The Westhampton Free Library (WFL) and the Westhampton Care Center (WCC) have teamed up to engage community members living with Alzheimer’s disease and other related dementias through music. Connections between music and emotions is as old as time, and these two organizations have instituted a melody of memories for those that need it most.
According to the Alzheimer’s Foundation of America (AFA), “Music has power, and when used appropriately music can shift mood, manage stress-induced agitation, stimulate positive interactions, facilitate cognitive function, and coordinate motor movements.”
Understanding that music can help spark memory for those with dementia, the Westhampton Free Library inaugurated a program, Music and Memory, created by Dr. Dan Cohen, in 2014. The program loans fully loaded iPods featuring personalized playlists for individuals, with tunes going back as far as their childhood. The AFA also indicates, “As individuals progress into late-stage dementia, music from their childhood, such as folk songs, work well. Singing these songs in the language in which they were learned sparks the greatest involvement.”
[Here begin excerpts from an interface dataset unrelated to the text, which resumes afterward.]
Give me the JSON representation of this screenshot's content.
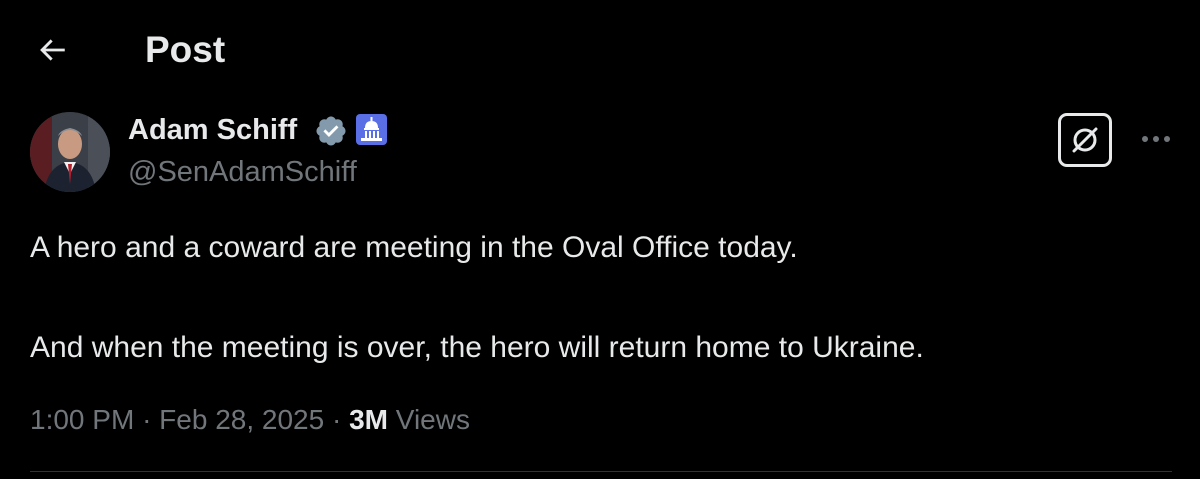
{
  "header": {
    "back_icon": "arrow-left-icon",
    "title": "Post"
  },
  "author": {
    "name": "Adam Schiff",
    "handle": "@SenAdamSchiff",
    "verified_icon": "verified-badge-icon",
    "affiliation_icon": "capitol-building-icon"
  },
  "actions": {
    "grok_icon": "grok-icon",
    "more_icon": "more-horizontal-icon"
  },
  "post": {
    "paragraphs": [
      "A hero and a coward are meeting in the Oval Office today.",
      "And when the meeting is over, the hero will return home to Ukraine."
    ]
  },
  "meta": {
    "time": "1:00 PM",
    "separator": "·",
    "date": "Feb 28, 2025",
    "views_count": "3M",
    "views_label": "Views"
  },
  "colors": {
    "background": "#000000",
    "primary_text": "#e7e9ea",
    "secondary_text": "#71767b",
    "verified_badge": "#829aab",
    "divider": "#2f3336",
    "gov_badge": "#5a6ee6"
  }
}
The WCC recently began borrowing the iPods for their clients, and each iPod is filled by the WFL and personalized to the needs of the Center’s clients. “Music genres and particular songs are provided by the client’s family and can be tweaked as time goes on,” according to WCC.
The AFA further advises that positive results of such programs is because “Rhythmic and other well-rehearsed responses require little to no cognitive or mental processing. They are influenced by the motor center of the brain that responds directly to auditory rhythmic cues. A person’s ability to engage in music, particularly rhythm playing and singing, remains intact late into the disease process because, again, these activities do not mandate cognitive functioning for success.”
Since most people can associate music with important events and a wide array of emotions that music can invoke, the AFA confirms, “The connection can be so strong that hearing a tune long after the occurrence evokes a memory of it. Additionally, unfamiliar music can also be beneficial because it carries no memories or emotions. This may be the best choice when developing new responses, such as physical relaxation designed to manage stress or enhance sleep.”
“Stimulative music activates, while sedative music quiets. Stimulative music, with percussive sounds and fairly quick tempos, tends to naturally promote movement, such as toe taps. Slightly stimulative music can assist with activities of daily living. The characteristics of sedative music, ballads and lullabies, include unaccented beats, no syncopation, slow tempos, and little percussive sound. This is the best choice when preparing for bed or any change in routine that might cause agitation,” AFA advises.
For those suffering from Alzheimer’s and other dementias, as well as their families, loved ones, and caretakers, perhaps the sound(s) of music can offer some measure of peace and comfort to all.
For further information on these wonderful program, visit www.westhamptonlibrary.net, or www.westhamptonrehab.com.